PJ’s is full of little quirks. Oddly enough, the deli asks guests to not tip. If some do, however, it is still collected and often donated to a nonprofit before the end of the year. Off-menu items from years past are still available to customers, so long as someone on staff remembers what is all on it. Many specialty sandwiches on the menu are named after people or have a particular backstory.

The Joy Wrap (a tomato or basil wrap stuffed with corned beef, turkey, lettuce, tomato, green peppers and garden cream cheese) is named after the employee Joy Stout. Rebekah’s Garden (turkey, ham, lettuce, tomato, black olives, cucumbers, mayo and thousand island dressing on toasted croissant) is the creation of a Muta relative.

Poor Mike has been struggling “for years and years and years” to make a sandwich that wins over his dad and can be put on the menu, Cara said. So far, no luck. Perhaps someday, Mike.

“Even when he’s part owner he can’t even get a sandwich on the menu,” she said with a laugh.

Regardless, Phil has great admiration for his son’s work to improve the deli.

“There probably would have never been a deli if it wasn’t for my son,” Phil said. “He put in a lot of work in this place. I would have never been able to make it without him. You have to give credit — even though I don’t name a sandwich after him.”

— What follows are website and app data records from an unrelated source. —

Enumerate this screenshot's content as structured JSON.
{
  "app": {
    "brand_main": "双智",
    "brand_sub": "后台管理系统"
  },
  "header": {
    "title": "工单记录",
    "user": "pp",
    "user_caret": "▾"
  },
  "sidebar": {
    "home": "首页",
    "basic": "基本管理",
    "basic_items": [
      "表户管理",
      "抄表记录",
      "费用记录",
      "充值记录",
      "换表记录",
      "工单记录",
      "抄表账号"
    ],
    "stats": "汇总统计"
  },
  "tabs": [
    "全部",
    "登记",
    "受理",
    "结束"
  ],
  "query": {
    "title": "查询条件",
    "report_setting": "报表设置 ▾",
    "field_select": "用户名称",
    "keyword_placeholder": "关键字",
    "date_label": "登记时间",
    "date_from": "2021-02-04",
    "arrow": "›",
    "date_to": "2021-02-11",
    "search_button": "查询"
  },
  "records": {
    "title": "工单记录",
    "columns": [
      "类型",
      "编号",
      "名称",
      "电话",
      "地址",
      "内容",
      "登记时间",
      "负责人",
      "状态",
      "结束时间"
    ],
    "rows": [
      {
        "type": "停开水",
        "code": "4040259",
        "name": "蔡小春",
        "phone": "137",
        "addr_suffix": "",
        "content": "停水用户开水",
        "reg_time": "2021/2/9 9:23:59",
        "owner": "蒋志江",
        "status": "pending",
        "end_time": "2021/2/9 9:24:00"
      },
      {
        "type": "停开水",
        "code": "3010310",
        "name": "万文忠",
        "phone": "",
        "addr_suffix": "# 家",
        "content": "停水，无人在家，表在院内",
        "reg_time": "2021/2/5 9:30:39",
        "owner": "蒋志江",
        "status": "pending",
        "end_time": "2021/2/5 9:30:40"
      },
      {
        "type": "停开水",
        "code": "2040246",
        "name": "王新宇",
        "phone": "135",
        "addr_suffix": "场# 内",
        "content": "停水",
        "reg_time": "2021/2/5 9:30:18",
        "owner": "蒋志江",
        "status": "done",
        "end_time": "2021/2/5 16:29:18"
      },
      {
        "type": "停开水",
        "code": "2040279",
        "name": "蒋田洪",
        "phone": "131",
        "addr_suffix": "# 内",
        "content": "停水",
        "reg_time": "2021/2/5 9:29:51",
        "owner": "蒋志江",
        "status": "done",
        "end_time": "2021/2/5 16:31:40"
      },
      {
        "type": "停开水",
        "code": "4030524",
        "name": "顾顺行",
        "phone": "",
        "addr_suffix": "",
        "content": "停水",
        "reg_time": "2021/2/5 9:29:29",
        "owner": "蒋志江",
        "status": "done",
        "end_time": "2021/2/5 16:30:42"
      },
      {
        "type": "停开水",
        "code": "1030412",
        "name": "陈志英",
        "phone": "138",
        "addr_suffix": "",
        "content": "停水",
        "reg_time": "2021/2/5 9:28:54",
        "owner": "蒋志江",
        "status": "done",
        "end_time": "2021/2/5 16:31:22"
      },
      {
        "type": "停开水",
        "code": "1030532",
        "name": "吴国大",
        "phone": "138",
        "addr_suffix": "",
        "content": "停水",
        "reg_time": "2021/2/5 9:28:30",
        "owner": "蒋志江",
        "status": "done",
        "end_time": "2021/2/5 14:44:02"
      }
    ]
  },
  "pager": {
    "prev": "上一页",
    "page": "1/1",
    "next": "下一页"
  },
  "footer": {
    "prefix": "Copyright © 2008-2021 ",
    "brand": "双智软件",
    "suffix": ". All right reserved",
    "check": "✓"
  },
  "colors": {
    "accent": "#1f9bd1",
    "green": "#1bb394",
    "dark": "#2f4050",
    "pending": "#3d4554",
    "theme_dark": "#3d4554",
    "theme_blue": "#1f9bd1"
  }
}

Both father and son have put in a lot of “sweat equity,” Cara said, which has only benefited PJ’s in the long run. As has Phil’s unfettering optimism.

“I never think about failing,” he said. “When you think about it it’s almost like a self-fulfilling prophecy. So I try not to think about it. I figure if it happens let it be a surprise.”

After almost three-and-a-half decades in business, PJ’s is treasured by the community. Lunch hours can be especially hectic for staff, depending on the season. But those characters making the sandwiches — who love to bicker with each other between tickets — don’t seem to mind all that much.

Neither do the customers, it seems. To them it’s part of the experience.

New York City may have claimed its cultural stamp on delis, but PJ’s is clearly a Newton state of mind.

Contact Christopher Braunschweig at 641-792-3121 ext. 6560 or